Helping those with dementia navigate the coronavirus crisis
People living with dementia or Alzheimer's are facing unique challenges during the coronavirus pandemic. The stress has taken a toll not only on them but also on their caregivers.
Beth Kallmyer of the Alzheimer's Association says right now it's important to stimulate your loved one with simple and familiar things.
"A change in routine can cause somebody to wander that's never wandered before," she said.
Caregivers should also watch for increased confusion, focus on hygiene and hand-washing for both themselves and their loved ones, and have a plan for care if they get sick.
"If you don't have that plan ahead of time, trying to manage that in a crisis is really challenging," Kallmyer said.
Since her Alzheimer's diagnosis last year, 82-year-old Lucy Lee's daughter Marcella has become her caregiver.
"This self-isolation period has her very confused," Marcella said.
The role of a caregiver is challenging and it's even more difficult during the coronavirus outbreak.
"I think I've answered the same question 100 times as to why I'm not working and why the kids aren't in school," Marcella said.
Lucy enjoys looking through family photo albums and finds comfort in walks and board games with her grandkids.
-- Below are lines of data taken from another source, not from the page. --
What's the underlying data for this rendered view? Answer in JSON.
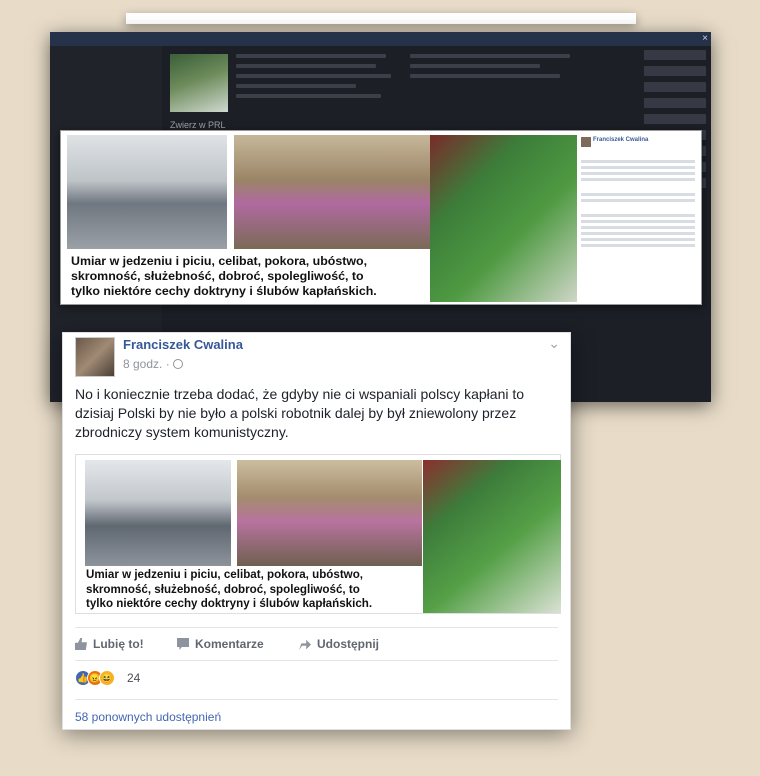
{
  "background_color": "#e8dcc8",
  "overlay": {
    "caption_lines": [
      "Umiar w jedzeniu i piciu, celibat, pokora, ubóstwo,",
      "skromność, służebność, dobroć, spolegliwość, to",
      "tylko niektóre cechy doktryny i ślubów kapłańskich."
    ],
    "side_author": "Franciszek Cwalina"
  },
  "dark_screenshot": {
    "close_icon": "×",
    "thumb_label": "Zwierz w PRL"
  },
  "post": {
    "author": "Franciszek Cwalina",
    "time": "8 godz. ·",
    "text": "No i koniecznie trzeba dodać, że gdyby nie ci wspaniali polscy kapłani to dzisiaj Polski by nie było a polski robotnik dalej by był zniewolony przez zbrodniczy system komunistyczny.",
    "image_caption_lines": [
      "Umiar w jedzeniu i piciu, celibat, pokora, ubóstwo,",
      "skromność, służebność, dobroć, spolegliwość, to",
      "tylko niektóre cechy doktryny i ślubów kapłańskich."
    ],
    "actions": {
      "like": "Lubię to!",
      "comment": "Komentarze",
      "share": "Udostępnij"
    },
    "reactions": {
      "icons": [
        "like-icon",
        "angry-icon",
        "haha-icon"
      ],
      "count": "24"
    },
    "shares": "58 ponownych udostępnień",
    "accent_color": "#365899"
  }
}
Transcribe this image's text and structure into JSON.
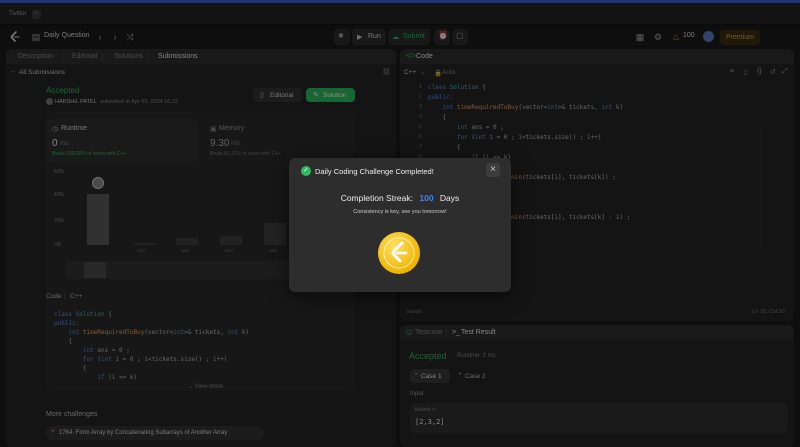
{
  "browser": {
    "tab_title": "Twitter",
    "tab_close": "×"
  },
  "nav": {
    "problem_list": "Daily Question",
    "run_label": "Run",
    "submit_label": "Submit",
    "coins": "100",
    "premium_label": "Premium"
  },
  "left_panel": {
    "tabs": [
      "Description",
      "Editorial",
      "Solutions",
      "Submissions"
    ],
    "back_label": "All Submissions",
    "status": "Accepted",
    "author": "HARSHIL PATEL",
    "submitted": "submitted at Apr 05, 2024 16:23",
    "editorial_btn": "Editorial",
    "solution_btn": "Solution",
    "runtime_title": "Runtime",
    "runtime_value": "0",
    "runtime_unit": "ms",
    "runtime_beats": "Beats 100.00% of users with C++",
    "memory_title": "Memory",
    "memory_value": "9.30",
    "memory_unit": "MB",
    "memory_beats": "Beats 81.11% of users with C++",
    "chart_ticks_y": [
      "60%",
      "40%",
      "20%",
      "0%"
    ],
    "chart_ticks_x": [
      "1ms",
      "2ms",
      "3ms",
      "4ms"
    ],
    "code_label": "Code",
    "code_lang": "C++",
    "code_lines": [
      "class Solution {",
      "public:",
      "    int timeRequiredToBuy(vector<int>& tickets, int k)",
      "    {",
      "        int ans = 0 ;",
      "        for (int i = 0 ; i<tickets.size() ; i++)",
      "        {",
      "            if (i <= k)"
    ],
    "view_more": "View more",
    "more_challenges": "More challenges",
    "challenge_item": "1764. Form Array by Concatenating Subarrays of Another Array"
  },
  "code_panel": {
    "title": "Code",
    "lang": "C++",
    "auto": "Auto",
    "line_numbers": [
      "1",
      "2",
      "3",
      "4",
      "5",
      "6",
      "7",
      "8",
      "9",
      "10",
      "11",
      "12",
      "13",
      "14",
      "15",
      "16",
      "17",
      "18"
    ],
    "lines": [
      "class Solution {",
      "public:",
      "    int timeRequiredToBuy(vector<int>& tickets, int k)",
      "    {",
      "        int ans = 0 ;",
      "        for (int i = 0 ; i<tickets.size() ; i++)",
      "        {",
      "            if (i <= k)",
      "            {",
      "                ans += min(tickets[i], tickets[k]) ;",
      "            }",
      "            else",
      "            {",
      "                ans += min(tickets[i], tickets[k] - 1) ;",
      "            }",
      "        }",
      "        return ans;",
      "    }"
    ],
    "saved": "Saved",
    "cursor_pos": "Ln 18, Col 20"
  },
  "test_panel": {
    "tab_testcase": "Testcase",
    "tab_result": "Test Result",
    "status": "Accepted",
    "runtime": "Runtime: 3 ms",
    "case1": "Case 1",
    "case2": "Case 2",
    "input_label": "Input",
    "var_name": "tickets =",
    "var_value": "[2,3,2]"
  },
  "modal": {
    "title": "Daily Coding Challenge Completed!",
    "streak_label": "Completion Streak:",
    "streak_value": "100",
    "streak_unit": "Days",
    "subtitle": "Consistency is key, see you tomorrow!",
    "close_icon": "×"
  },
  "colors": {
    "accent_green": "#2cbb5d",
    "accent_blue": "#3b82f6",
    "coin_gold": "#f0b400",
    "premium_orange": "#f0a826"
  }
}
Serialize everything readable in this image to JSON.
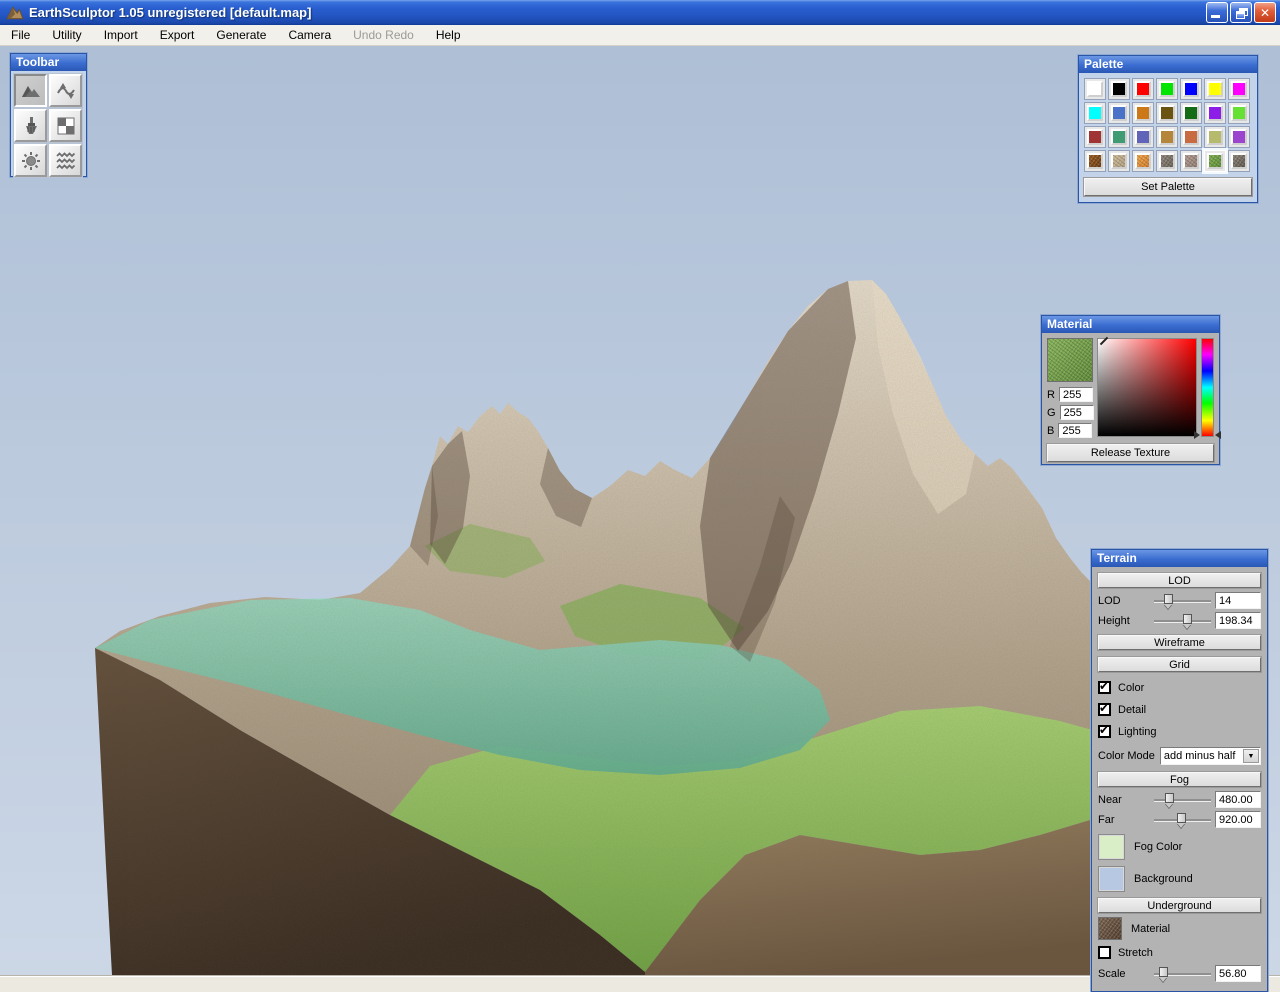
{
  "window": {
    "title": "EarthSculptor 1.05 unregistered [default.map]",
    "controls": {
      "minimize": "minimize",
      "restore": "restore",
      "close": "close"
    }
  },
  "menu": {
    "items": [
      {
        "label": "File",
        "enabled": true
      },
      {
        "label": "Utility",
        "enabled": true
      },
      {
        "label": "Import",
        "enabled": true
      },
      {
        "label": "Export",
        "enabled": true
      },
      {
        "label": "Generate",
        "enabled": true
      },
      {
        "label": "Camera",
        "enabled": true
      },
      {
        "label": "Undo Redo",
        "enabled": false
      },
      {
        "label": "Help",
        "enabled": true
      }
    ]
  },
  "toolbar": {
    "title": "Toolbar",
    "buttons": [
      {
        "name": "heightmap-tool",
        "icon": "mountain-icon",
        "active": true
      },
      {
        "name": "smooth-tool",
        "icon": "wave-arrows-icon",
        "active": false
      },
      {
        "name": "paint-tool",
        "icon": "paintbrush-icon",
        "active": false
      },
      {
        "name": "texture-tool",
        "icon": "checker-icon",
        "active": false
      },
      {
        "name": "lighting-tool",
        "icon": "sun-icon",
        "active": false
      },
      {
        "name": "water-tool",
        "icon": "waves-icon",
        "active": false
      }
    ]
  },
  "palette": {
    "title": "Palette",
    "set_button_label": "Set Palette",
    "swatches": [
      {
        "color": "#ffffff"
      },
      {
        "color": "#000000"
      },
      {
        "color": "#ff0000"
      },
      {
        "color": "#00e400"
      },
      {
        "color": "#0000ff"
      },
      {
        "color": "#ffff00"
      },
      {
        "color": "#ff00ff"
      },
      {
        "color": "#00ffff"
      },
      {
        "color": "#4a72c8"
      },
      {
        "color": "#cc7718"
      },
      {
        "color": "#6b5412"
      },
      {
        "color": "#166b16"
      },
      {
        "color": "#8c1ee8"
      },
      {
        "color": "#66e032"
      },
      {
        "color": "#a03434"
      },
      {
        "color": "#3f9b72"
      },
      {
        "color": "#5f64b8"
      },
      {
        "color": "#b5853c"
      },
      {
        "color": "#c96b42"
      },
      {
        "color": "#b6ba6d"
      },
      {
        "color": "#9b45cf"
      },
      {
        "texture": "dirt",
        "colors": [
          "#9a5a1e",
          "#6b3c12"
        ]
      },
      {
        "texture": "sand",
        "colors": [
          "#cbb896",
          "#b09e7e"
        ]
      },
      {
        "texture": "orange-sand",
        "colors": [
          "#f0a348",
          "#d07c28"
        ]
      },
      {
        "texture": "gray-rock",
        "colors": [
          "#8d8478",
          "#6a6257"
        ]
      },
      {
        "texture": "pink-rock",
        "colors": [
          "#b09a90",
          "#917b70"
        ]
      },
      {
        "texture": "grass",
        "colors": [
          "#7fae4e",
          "#5d8c34"
        ],
        "selected": true
      },
      {
        "texture": "bark",
        "colors": [
          "#8a8176",
          "#5f574d"
        ]
      }
    ]
  },
  "material": {
    "title": "Material",
    "texture_name": "grass-texture",
    "texture_colors": [
      "#86b258",
      "#5f8a38"
    ],
    "channels": [
      {
        "label": "R",
        "value": "255"
      },
      {
        "label": "G",
        "value": "255"
      },
      {
        "label": "B",
        "value": "255"
      }
    ],
    "release_button_label": "Release Texture"
  },
  "terrain": {
    "title": "Terrain",
    "lod_section_label": "LOD",
    "fog_section_label": "Fog",
    "underground_section_label": "Underground",
    "wireframe_label": "Wireframe",
    "grid_label": "Grid",
    "sliders": {
      "lod": {
        "label": "LOD",
        "value": "14",
        "percent": 24
      },
      "height": {
        "label": "Height",
        "value": "198.34",
        "percent": 58
      },
      "near": {
        "label": "Near",
        "value": "480.00",
        "percent": 27
      },
      "far": {
        "label": "Far",
        "value": "920.00",
        "percent": 47
      },
      "scale": {
        "label": "Scale",
        "value": "56.80",
        "percent": 15
      }
    },
    "checkboxes": [
      {
        "label": "Color",
        "checked": true
      },
      {
        "label": "Detail",
        "checked": true
      },
      {
        "label": "Lighting",
        "checked": true
      }
    ],
    "color_mode": {
      "label": "Color Mode",
      "value": "add minus half"
    },
    "fog_color": {
      "label": "Fog Color",
      "color": "#d9edc6"
    },
    "background": {
      "label": "Background",
      "color": "#b7c9e2"
    },
    "underground_material": {
      "label": "Material",
      "colors": [
        "#7a6350",
        "#55402f"
      ]
    },
    "stretch": {
      "label": "Stretch",
      "checked": false
    }
  },
  "statusbar": {
    "text": ""
  },
  "viewport": {
    "sky_top": "#aebfd6",
    "sky_bottom": "#ccd7e6",
    "water_color": "#5fae90",
    "grass": "#6fa344",
    "cliff_left": "#372a1f",
    "cliff_right": "#6a553e",
    "rock_light": "#e8decd",
    "rock_dark": "#8d7e69"
  }
}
Marcella says caregivers also need to find time to unwind.
"It's really important for everyone right now to take care of their mental health, but especially for caregivers because it is an abundance of stress," Marcella said.
While self-quarantine isn't easy, Lucy is adjusting to her new routine. With her family's help, she's finding new ways to connect to the outside world during these uncertain times, including doing video chats with people she can't see in person right now.
The Alzheimer's Association has a 24/7 helpline to provide support during the pandemic. You can call 1-800-272-3900 to speak with a counselor or social worker.